* [Available data]:

———

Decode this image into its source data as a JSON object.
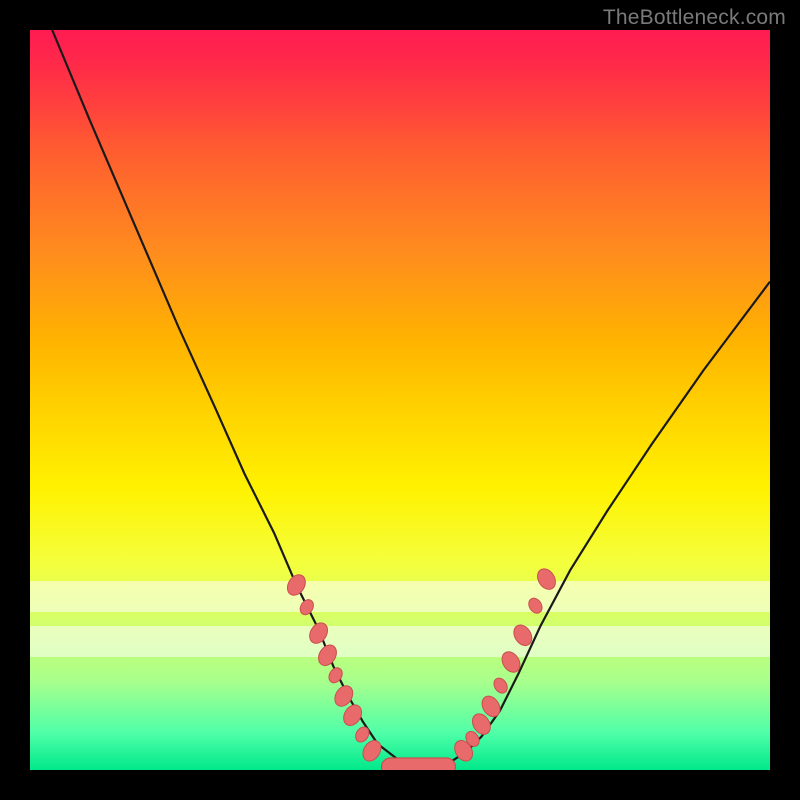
{
  "watermark": "TheBottleneck.com",
  "colors": {
    "gradient_top": "#ff1a4d",
    "gradient_bottom": "#00e88a",
    "marker": "#e86a6a",
    "curve": "#1a1a1a"
  },
  "chart_data": {
    "type": "line",
    "title": "",
    "xlabel": "",
    "ylabel": "",
    "xlim": [
      0,
      100
    ],
    "ylim": [
      0,
      100
    ],
    "grid": false,
    "legend": false,
    "series": [
      {
        "name": "curve",
        "x": [
          3,
          8,
          14,
          20,
          25,
          29,
          33,
          36,
          39,
          41,
          43,
          45,
          47,
          50,
          53,
          55,
          57,
          59,
          61,
          63.5,
          66,
          69,
          73,
          78,
          84,
          91,
          100
        ],
        "y": [
          100,
          88,
          74,
          60,
          49,
          40,
          32,
          25,
          19,
          14,
          10,
          6.5,
          3.5,
          1.2,
          0.4,
          0.5,
          1.2,
          2.5,
          4.5,
          8,
          13,
          19.5,
          27,
          35,
          44,
          54,
          66
        ]
      }
    ],
    "markers_left": [
      {
        "x": 36.0,
        "y": 25.0
      },
      {
        "x": 37.4,
        "y": 22.0
      },
      {
        "x": 39.0,
        "y": 18.5
      },
      {
        "x": 40.2,
        "y": 15.5
      },
      {
        "x": 41.3,
        "y": 12.8
      },
      {
        "x": 42.4,
        "y": 10.0
      },
      {
        "x": 43.6,
        "y": 7.4
      },
      {
        "x": 44.9,
        "y": 4.8
      },
      {
        "x": 46.2,
        "y": 2.6
      }
    ],
    "markers_right": [
      {
        "x": 58.6,
        "y": 2.6
      },
      {
        "x": 59.8,
        "y": 4.2
      },
      {
        "x": 61.0,
        "y": 6.2
      },
      {
        "x": 62.3,
        "y": 8.6
      },
      {
        "x": 63.6,
        "y": 11.4
      },
      {
        "x": 65.0,
        "y": 14.6
      },
      {
        "x": 66.6,
        "y": 18.2
      },
      {
        "x": 68.3,
        "y": 22.2
      },
      {
        "x": 69.8,
        "y": 25.8
      }
    ],
    "baseline_span": {
      "x0": 47.5,
      "x1": 57.5,
      "y": 0.4
    },
    "wash_bands": [
      {
        "y": 74.5,
        "height_pct": 4.2,
        "alpha": 0.55
      },
      {
        "y": 80.5,
        "height_pct": 4.2,
        "alpha": 0.55
      }
    ]
  }
}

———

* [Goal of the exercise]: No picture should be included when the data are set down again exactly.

* [Reply]:
Decode this image into its source data as a JSON object.
{
  "watermark": "TheBottleneck.com",
  "colors": {
    "gradient_top": "#ff1a4d",
    "gradient_bottom": "#00e88a",
    "marker": "#e86a6a",
    "curve": "#1a1a1a"
  },
  "chart_data": {
    "type": "line",
    "title": "",
    "xlabel": "",
    "ylabel": "",
    "xlim": [
      0,
      100
    ],
    "ylim": [
      0,
      100
    ],
    "grid": false,
    "legend": false,
    "series": [
      {
        "name": "curve",
        "x": [
          3,
          8,
          14,
          20,
          25,
          29,
          33,
          36,
          39,
          41,
          43,
          45,
          47,
          50,
          53,
          55,
          57,
          59,
          61,
          63.5,
          66,
          69,
          73,
          78,
          84,
          91,
          100
        ],
        "y": [
          100,
          88,
          74,
          60,
          49,
          40,
          32,
          25,
          19,
          14,
          10,
          6.5,
          3.5,
          1.2,
          0.4,
          0.5,
          1.2,
          2.5,
          4.5,
          8,
          13,
          19.5,
          27,
          35,
          44,
          54,
          66
        ]
      }
    ],
    "markers_left": [
      {
        "x": 36.0,
        "y": 25.0
      },
      {
        "x": 37.4,
        "y": 22.0
      },
      {
        "x": 39.0,
        "y": 18.5
      },
      {
        "x": 40.2,
        "y": 15.5
      },
      {
        "x": 41.3,
        "y": 12.8
      },
      {
        "x": 42.4,
        "y": 10.0
      },
      {
        "x": 43.6,
        "y": 7.4
      },
      {
        "x": 44.9,
        "y": 4.8
      },
      {
        "x": 46.2,
        "y": 2.6
      }
    ],
    "markers_right": [
      {
        "x": 58.6,
        "y": 2.6
      },
      {
        "x": 59.8,
        "y": 4.2
      },
      {
        "x": 61.0,
        "y": 6.2
      },
      {
        "x": 62.3,
        "y": 8.6
      },
      {
        "x": 63.6,
        "y": 11.4
      },
      {
        "x": 65.0,
        "y": 14.6
      },
      {
        "x": 66.6,
        "y": 18.2
      },
      {
        "x": 68.3,
        "y": 22.2
      },
      {
        "x": 69.8,
        "y": 25.8
      }
    ],
    "baseline_span": {
      "x0": 47.5,
      "x1": 57.5,
      "y": 0.4
    },
    "wash_bands": [
      {
        "y": 74.5,
        "height_pct": 4.2,
        "alpha": 0.55
      },
      {
        "y": 80.5,
        "height_pct": 4.2,
        "alpha": 0.55
      }
    ]
  }
}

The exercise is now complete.